It is twin to twin transfusion syndrome or TTTS. It must be caught quickly for the children to survive and there is a doctor in Houston performing a surgery to reverse this complication.

Dr. Kenneth Moise, co-director of The Fetal Center at Children’s Memorial Hermann Hospital and McGovern Medical School at UTHealth, said twins (especially identical twins) are on the rise with an increase in use of invitro fertilization, and identical twins face a risk of not surviving the pregnancy.

“When they share placenta, they share blood vessels across/between them,” Moise said. “And they get out of balance.”

About 15 percent of identical twins share the same placenta and get uneven blood flow from the mother -- one child too little, the other too much. If it's not caught, they won't survive.

Moise performs a delicate surgery to reverse the deadly complication.

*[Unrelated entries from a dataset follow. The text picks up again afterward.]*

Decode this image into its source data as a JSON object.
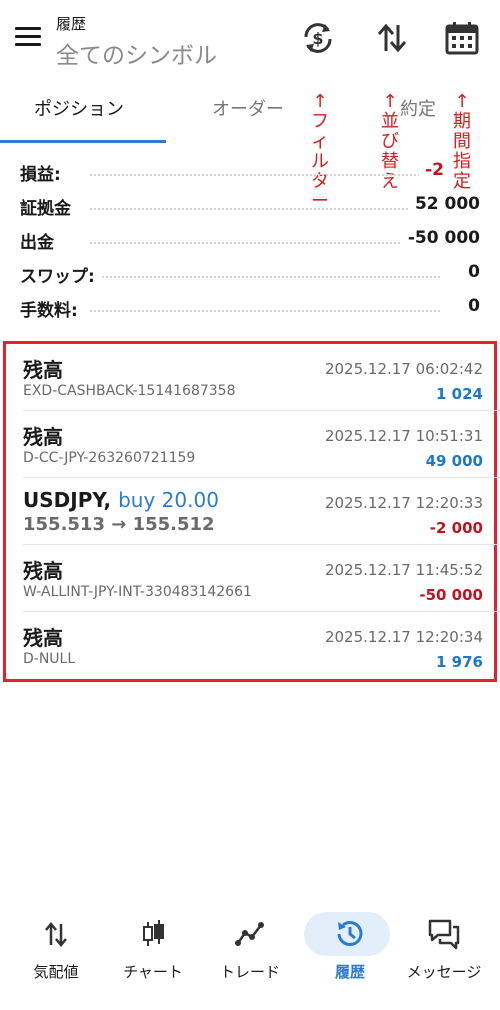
{
  "header": {
    "title": "履歴",
    "symbol_filter": "全てのシンボル"
  },
  "tabs": [
    {
      "label": "ポジション",
      "active": true
    },
    {
      "label": "オーダー",
      "active": false
    },
    {
      "label": "約定",
      "active": false
    }
  ],
  "annotations": {
    "filter": [
      "↑",
      "フ",
      "ィ",
      "ル",
      "タ",
      "ー"
    ],
    "sort": [
      "↑",
      "並",
      "び",
      "替",
      "え"
    ],
    "period": [
      "↑",
      "期",
      "間",
      "指",
      "定"
    ]
  },
  "summary": [
    {
      "label": "損益:",
      "value": "-2",
      "color": "#c0151f"
    },
    {
      "label": "証拠金",
      "value": "52 000",
      "color": "#1a1a1a"
    },
    {
      "label": "出金",
      "value": "-50 000",
      "color": "#1a1a1a"
    },
    {
      "label": "スワップ:",
      "value": "0",
      "color": "#1a1a1a"
    },
    {
      "label": "手数料:",
      "value": "0",
      "color": "#1a1a1a"
    }
  ],
  "deals": [
    {
      "name": "残高",
      "sub": "EXD-CASHBACK-15141687358",
      "time": "2025.12.17 06:02:42",
      "amount": "1 024",
      "sign": "pos"
    },
    {
      "name": "残高",
      "sub": "D-CC-JPY-263260721159",
      "time": "2025.12.17 10:51:31",
      "amount": "49 000",
      "sign": "pos"
    },
    {
      "name": "USDJPY,",
      "action": "buy 20.00",
      "sub": "155.513 → 155.512",
      "time": "2025.12.17 12:20:33",
      "amount": "-2 000",
      "sign": "neg"
    },
    {
      "name": "残高",
      "sub": "W-ALLINT-JPY-INT-330483142661",
      "time": "2025.12.17 11:45:52",
      "amount": "-50 000",
      "sign": "neg"
    },
    {
      "name": "残高",
      "sub": "D-NULL",
      "time": "2025.12.17 12:20:34",
      "amount": "1 976",
      "sign": "pos"
    }
  ],
  "bottom_nav": [
    {
      "label": "気配値",
      "icon": "up-down-arrows-icon"
    },
    {
      "label": "チャート",
      "icon": "candlestick-icon"
    },
    {
      "label": "トレード",
      "icon": "trend-line-icon"
    },
    {
      "label": "履歴",
      "icon": "history-icon",
      "active": true
    },
    {
      "label": "メッセージ",
      "icon": "chat-bubbles-icon"
    }
  ],
  "colors": {
    "accent": "#2b7cd1",
    "negative": "#c0151f",
    "highlight_box": "#e0242f",
    "annotation": "#d32020"
  }
}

“We put a very tiny telescope into the sac of the larger twin,” he said. “We use a laser beam to spot the bad vessels and separate the placenta into two separate circulations so the blood flow stops between the babies.”

Kimberly Rivera was carrying Olivia and Layla when symptoms of TTTS came on last year, in her second trimester.

“I became large really quickly, my uterus grew, I had a lot of abdominal discomfort, a lot of swelling and I honestly thought that was just because I was carrying twins. When I look back at the twin transfusion syndrome, they actually match my symptoms to a tee and had I known that, I would have been better prepared for the diagnosis of the syndrome,” Rivera said.

Moise told her that pain, swelling and discomfort were signs the babies needed this fetal surgery. The promising news is that, he said, in 80-90 percent of cases both babies survive.

“If we don't do the surgery, about 90 percent of the time, we lose the whole pregnancy,” Moise said.

“I couldn't imagine it. I'm an identical twin, I went through life with my twin and so just to have one of them would have been really heartbreaking for us,” Rivera said.

The real take home message is for expectant mothers of identical twins to make sure your doctor is watching carefully for TTTS. Moise said ultrasounds are recommended as frequently as every two weeks for mothers of identical twins.